[Collected data]
+---+
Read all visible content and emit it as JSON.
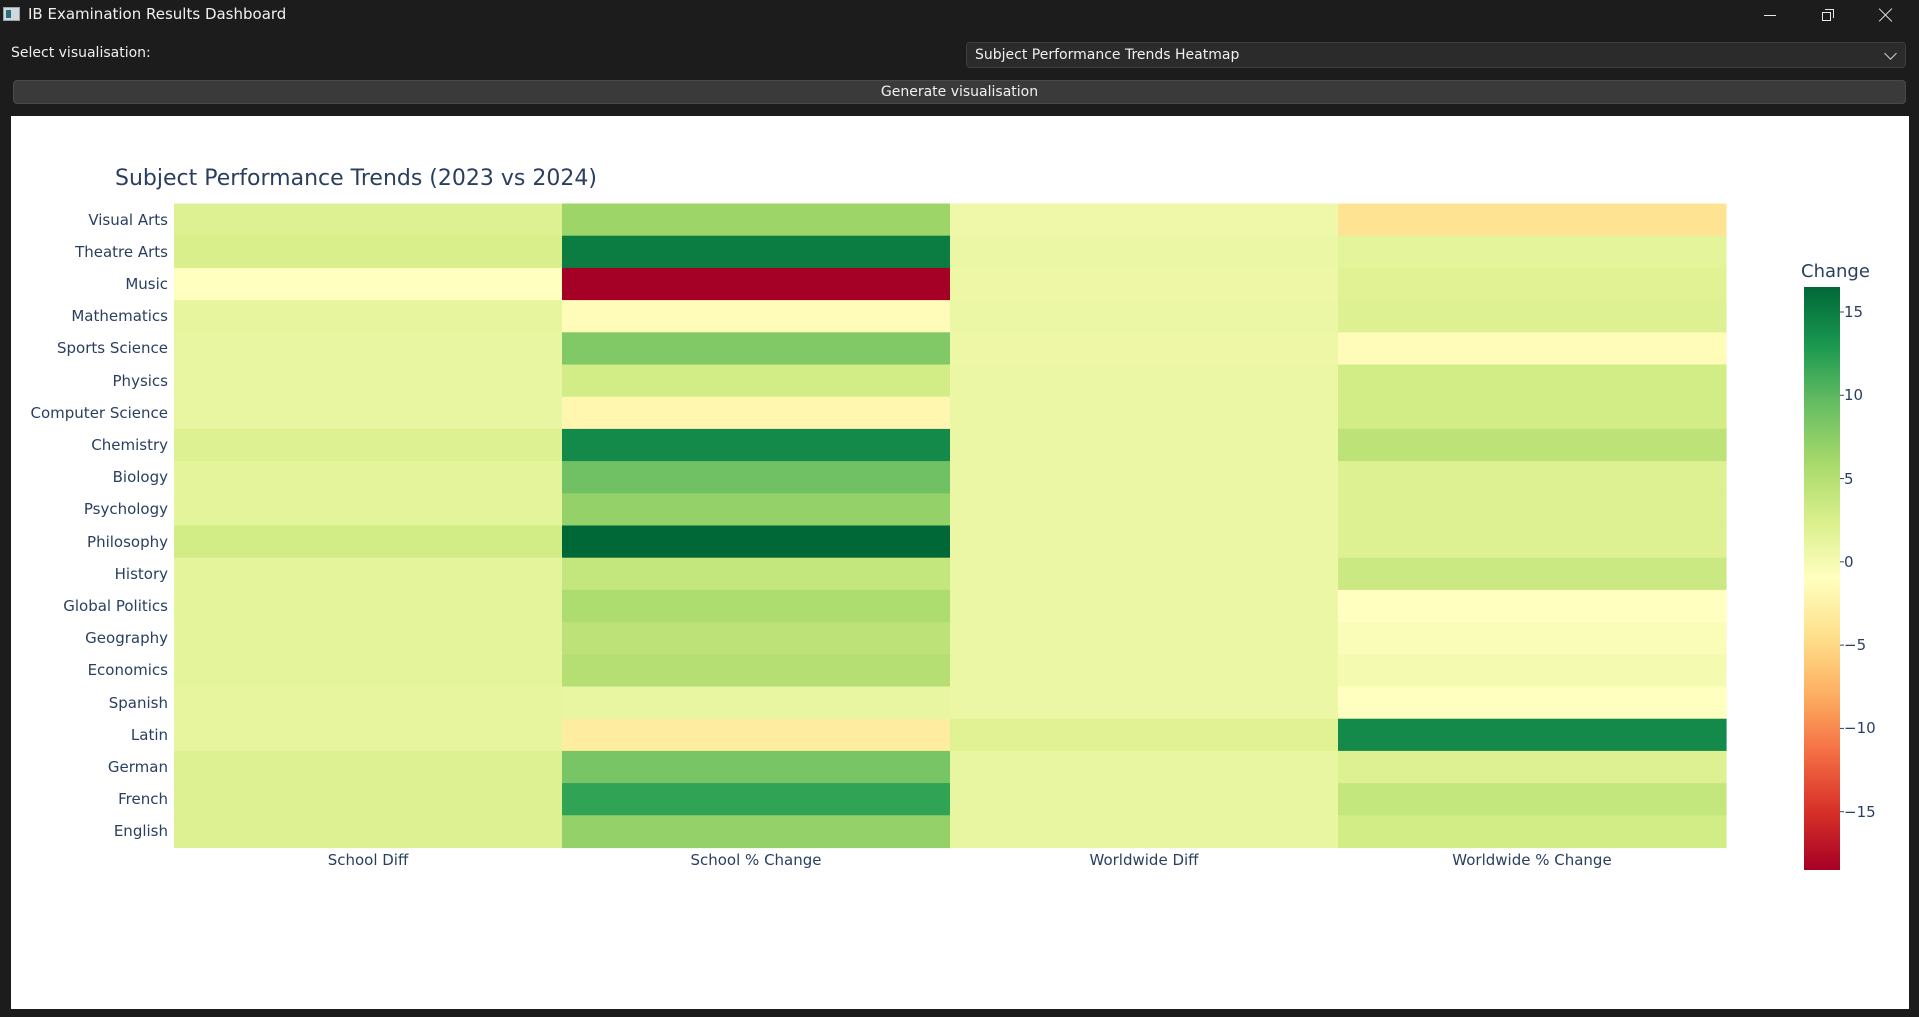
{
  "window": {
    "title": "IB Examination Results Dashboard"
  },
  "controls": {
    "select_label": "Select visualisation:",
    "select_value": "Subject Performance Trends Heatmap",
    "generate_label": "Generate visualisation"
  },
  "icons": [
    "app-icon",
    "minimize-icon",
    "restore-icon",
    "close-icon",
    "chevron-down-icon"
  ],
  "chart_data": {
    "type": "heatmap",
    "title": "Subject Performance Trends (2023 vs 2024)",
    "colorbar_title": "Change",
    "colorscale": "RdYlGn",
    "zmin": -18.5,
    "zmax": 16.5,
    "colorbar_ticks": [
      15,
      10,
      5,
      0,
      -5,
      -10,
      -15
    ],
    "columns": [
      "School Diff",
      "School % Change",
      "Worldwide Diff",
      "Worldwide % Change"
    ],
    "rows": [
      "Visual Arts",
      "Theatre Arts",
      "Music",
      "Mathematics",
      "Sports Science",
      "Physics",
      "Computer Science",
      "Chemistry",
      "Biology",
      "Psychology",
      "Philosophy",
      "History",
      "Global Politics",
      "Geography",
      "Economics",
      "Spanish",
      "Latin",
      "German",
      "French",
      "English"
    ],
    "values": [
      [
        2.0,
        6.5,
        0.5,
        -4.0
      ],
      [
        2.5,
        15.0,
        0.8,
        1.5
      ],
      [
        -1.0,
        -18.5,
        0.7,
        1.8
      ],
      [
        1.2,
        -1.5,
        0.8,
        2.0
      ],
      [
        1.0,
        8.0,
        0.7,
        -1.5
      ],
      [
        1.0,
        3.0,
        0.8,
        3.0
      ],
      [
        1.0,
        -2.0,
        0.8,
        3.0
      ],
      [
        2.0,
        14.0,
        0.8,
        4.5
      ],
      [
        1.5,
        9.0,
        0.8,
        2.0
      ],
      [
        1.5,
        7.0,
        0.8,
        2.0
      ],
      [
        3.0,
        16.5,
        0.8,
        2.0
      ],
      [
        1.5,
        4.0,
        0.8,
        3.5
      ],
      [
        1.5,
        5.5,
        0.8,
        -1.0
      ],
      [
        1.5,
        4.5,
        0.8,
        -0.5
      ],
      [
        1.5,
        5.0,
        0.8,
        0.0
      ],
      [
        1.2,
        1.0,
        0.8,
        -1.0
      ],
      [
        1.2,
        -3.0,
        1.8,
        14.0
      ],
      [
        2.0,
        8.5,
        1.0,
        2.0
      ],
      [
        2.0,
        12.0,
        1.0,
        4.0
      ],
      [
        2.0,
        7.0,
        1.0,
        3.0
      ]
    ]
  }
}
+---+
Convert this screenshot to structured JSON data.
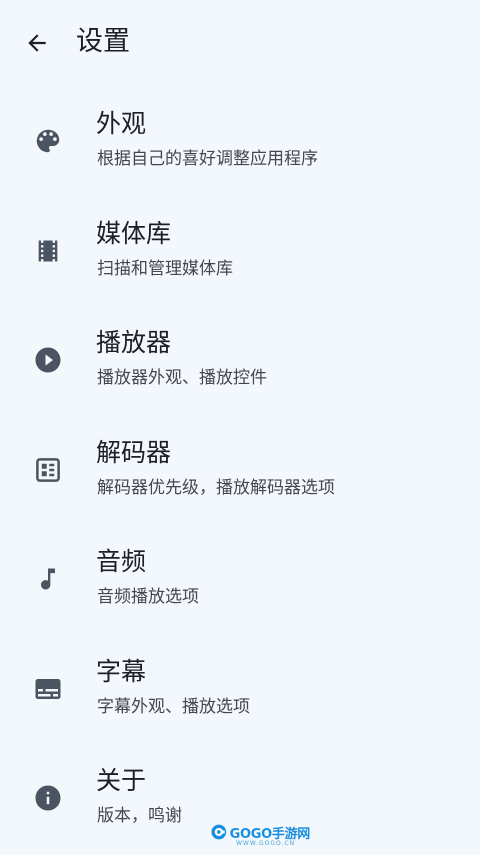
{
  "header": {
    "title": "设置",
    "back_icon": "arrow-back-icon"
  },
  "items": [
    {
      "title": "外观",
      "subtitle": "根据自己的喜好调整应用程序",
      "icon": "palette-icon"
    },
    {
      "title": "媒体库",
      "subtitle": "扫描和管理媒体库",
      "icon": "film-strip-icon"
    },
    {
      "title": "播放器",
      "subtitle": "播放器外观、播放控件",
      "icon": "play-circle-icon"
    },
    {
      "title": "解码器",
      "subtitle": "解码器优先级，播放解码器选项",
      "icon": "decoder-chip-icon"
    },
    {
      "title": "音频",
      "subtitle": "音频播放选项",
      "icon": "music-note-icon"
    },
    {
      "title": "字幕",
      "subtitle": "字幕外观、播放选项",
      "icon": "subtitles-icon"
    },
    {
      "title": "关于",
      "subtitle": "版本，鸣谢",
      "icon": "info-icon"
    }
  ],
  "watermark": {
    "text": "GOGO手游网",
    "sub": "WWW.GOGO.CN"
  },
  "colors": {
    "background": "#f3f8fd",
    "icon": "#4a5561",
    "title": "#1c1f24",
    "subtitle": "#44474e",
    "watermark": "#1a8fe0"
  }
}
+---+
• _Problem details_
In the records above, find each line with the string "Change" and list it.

• _Exercise answer_
    "colorbar_title": "Change",
      "School % Change",
      "Worldwide % Change"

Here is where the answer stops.